Skip to main content

Writer's toolkit

How do you explain commas? Even if you rate as a comma-user, you may have only a vague idea about how you do it, and very little idea about how to transfer your hard-won skill to pupils.

It's a bit like bike-riding - easy to do (once you know how), but hard to teach. In fact, it's quite easy to teach badly because one thing is certain: commas are difficult. It takes children literally years to master the comma, and a lot are still struggling with it well into KS3 - in fact at the end of KS2 they cause more trouble than any other punctuation mark.

(This interesting fact emerges from a case study by a linguistics undergraduate, which shows what a useful subject linguistics is. The essay is available at www.phon.ucl.ac.uk homedickoccomore.htm) So how do you explain commas?
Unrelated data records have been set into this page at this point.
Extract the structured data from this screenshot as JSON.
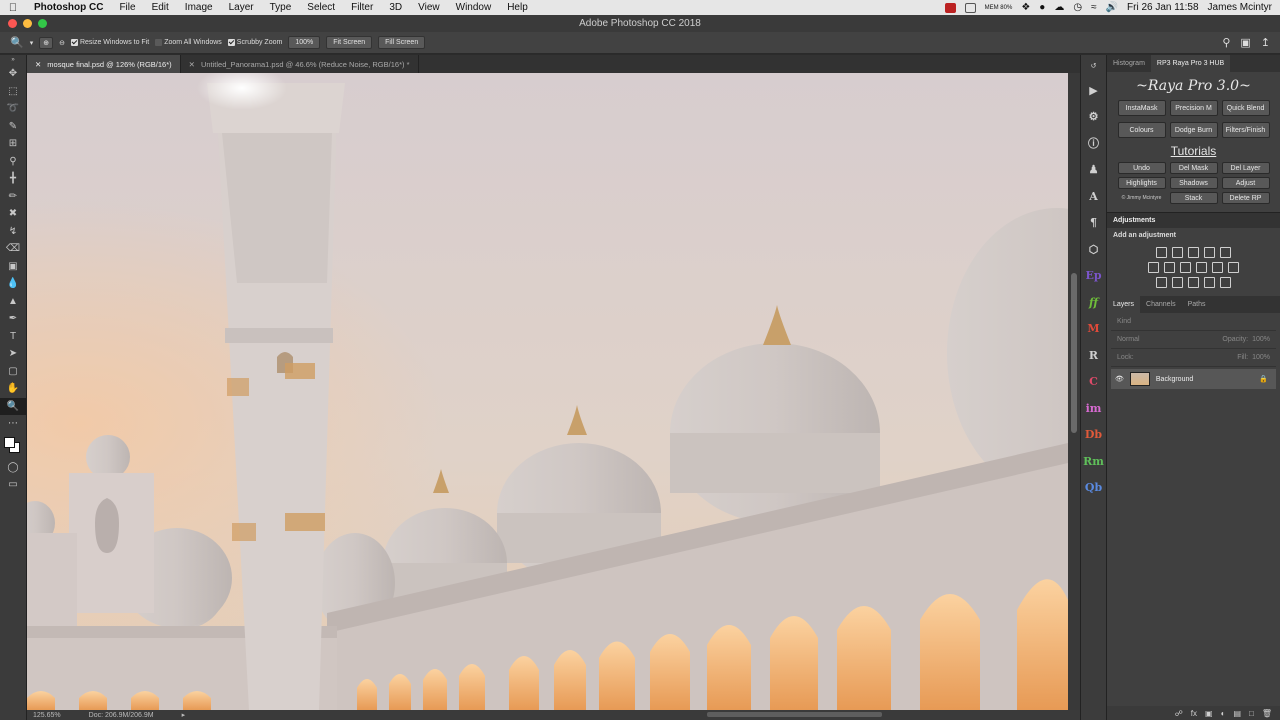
{
  "menubar": {
    "app": "Photoshop CC",
    "items": [
      "File",
      "Edit",
      "Image",
      "Layer",
      "Type",
      "Select",
      "Filter",
      "3D",
      "View",
      "Window",
      "Help"
    ],
    "memory": "MEM 80%",
    "datetime": "Fri 26 Jan  11:58",
    "user": "James Mcintyr"
  },
  "window": {
    "title": "Adobe Photoshop CC 2018"
  },
  "options": {
    "resize_windows": "Resize Windows to Fit",
    "zoom_all": "Zoom All Windows",
    "scrubby_zoom": "Scrubby Zoom",
    "zoom_value": "100%",
    "fit_screen": "Fit Screen",
    "fill_screen": "Fill Screen"
  },
  "tabs": [
    {
      "label": "mosque final.psd @ 126% (RGB/16*)",
      "active": true
    },
    {
      "label": "Untitled_Panorama1.psd @ 46.6% (Reduce Noise, RGB/16*) *",
      "active": false
    }
  ],
  "status": {
    "zoom": "125.65%",
    "doc": "Doc: 206.9M/206.9M"
  },
  "raya": {
    "tab_histogram": "Histogram",
    "tab_raya": "RP3 Raya Pro 3 HUB",
    "title": "~Raya Pro 3.0~",
    "row1": [
      "InstaMask",
      "Precision M",
      "Quick Blend"
    ],
    "row2": [
      "Colours",
      "Dodge Burn",
      "Filters/Finish"
    ],
    "tutorials": "Tutorials",
    "row3": [
      "Undo",
      "Del Mask",
      "Del Layer"
    ],
    "row4": [
      "Highlights",
      "Shadows",
      "Adjust"
    ],
    "copyright": "© Jimmy Mcintyre",
    "row5": [
      "Stack",
      "Delete RP"
    ]
  },
  "adjustments": {
    "header": "Adjustments",
    "add": "Add an adjustment"
  },
  "layers": {
    "tabs": [
      "Layers",
      "Channels",
      "Paths"
    ],
    "kind": "Kind",
    "blend": "Normal",
    "opacity": "Opacity:",
    "opacity_val": "100%",
    "lock": "Lock:",
    "fill": "Fill:",
    "fill_val": "100%",
    "background_layer": "Background"
  },
  "panel_icon_labels": [
    "Ep",
    "ff",
    "M",
    "R",
    "C",
    "im",
    "Db",
    "Rm",
    "Qb"
  ],
  "colors": {
    "accent": "#d7a05f",
    "panel_bg": "#404040",
    "canvas_sky": "#d9cdc8"
  }
}
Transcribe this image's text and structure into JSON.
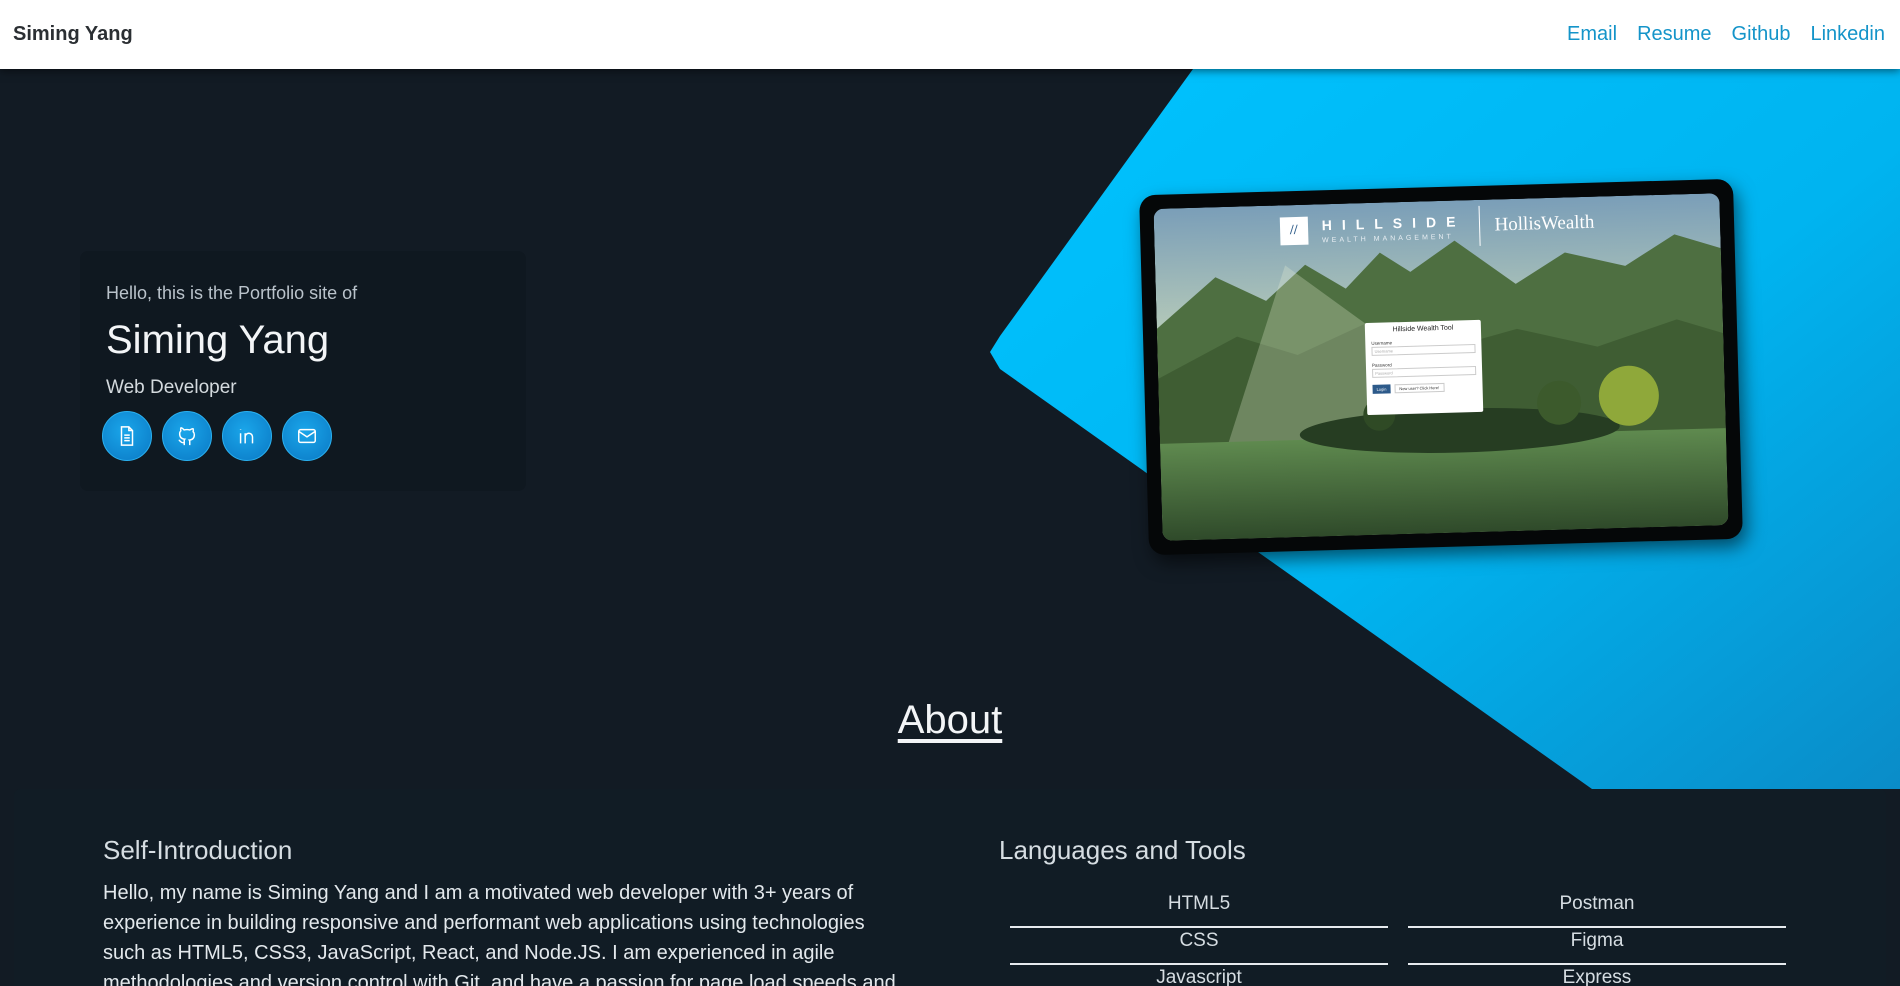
{
  "navbar": {
    "brand": "Siming Yang",
    "links": [
      "Email",
      "Resume",
      "Github",
      "Linkedin"
    ]
  },
  "hero": {
    "greeting": "Hello, this is the Portfolio site of",
    "name": "Siming Yang",
    "role": "Web Developer",
    "social_icons": [
      "resume-document-icon",
      "github-icon",
      "linkedin-icon",
      "email-envelope-icon"
    ],
    "accent_color": "#00a8e8"
  },
  "tablet_preview": {
    "logo_mark": "//",
    "logo_text": "HILLSIDE",
    "logo_sub": "WEALTH MANAGEMENT",
    "partner_logo": "HollisWealth",
    "login": {
      "title": "Hillside Wealth Tool",
      "username_label": "Username",
      "username_placeholder": "Username",
      "password_label": "Password",
      "password_placeholder": "Password",
      "login_button": "Login",
      "new_user_button": "New user? Click Here!"
    }
  },
  "about": {
    "title": "About",
    "self_intro_title": "Self-Introduction",
    "self_intro_body": "Hello, my name is Siming Yang and I am a motivated web developer with 3+ years of experience in building responsive and performant web applications using technologies such as HTML5, CSS3, JavaScript, React, and Node.JS. I am experienced in agile methodologies and version control with Git, and have a passion for page load speeds and",
    "languages_title": "Languages and Tools",
    "tools_left": [
      "HTML5",
      "CSS",
      "Javascript"
    ],
    "tools_right": [
      "Postman",
      "Figma",
      "Express"
    ]
  }
}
The standard advice is to use a comma when you would draw a breath or pause. But that really doesn't help much for all sorts of well-known and obvious reasons. How many breaths do you draw when reading a list like "apples, bananas, oranges and pears"? In any case, lung capacity is hardly relevant to punctuation; pity the poor asthmatics in your class.

Another idea that some punctuation pundits sometimes push is that commas have something to do with subordinate clauses. That's certainly true in German, but not in English.

It's true that some subordinate clauses tend to have a comma if they're at the start of the main clause: If it rains, the picnic will be in the gym.

But this comma actually has nothing to do with subordinate clauses - it would still be there if we replaced the subordinate clause by a prepositional phrase: In the event of rain, the picnic will be in the gym.

Moreover, some initial subordinate clauses really shouldn't have a comma: What I read made me shiver. (Not: What I read, made me shiver.) Better, perhaps, to focus on meaning, and what will help the reader to work out the sentence-level grammar on the way to the meaning.

A comma may be helpful if it separates a complete sentence from an optional modifier (an adverbial in grammar speak) - for example a comma after "if it rains" or "in the event of rain".

Take the adverbial away and you're left with a full sentence ("The picnic will be in the gym."). But a comma right in the middle of the clause proper, between subject and verb, is downright unhelpful because neither "what I read" nor "made me shiver" makes a complete sentence.

Of course there's more to it than that, but you can't teach commas without talking about grammar.

Richard Hudson is professor of linguistics at University College, London Geoff Barton is headteacher of King Edward VI School, Bury St Edmunds, Suffolk

Log in or register for FREE to continue reading.

It only takes a moment and you'll get access to more news, plus courses, jobs and teaching resources tailored to you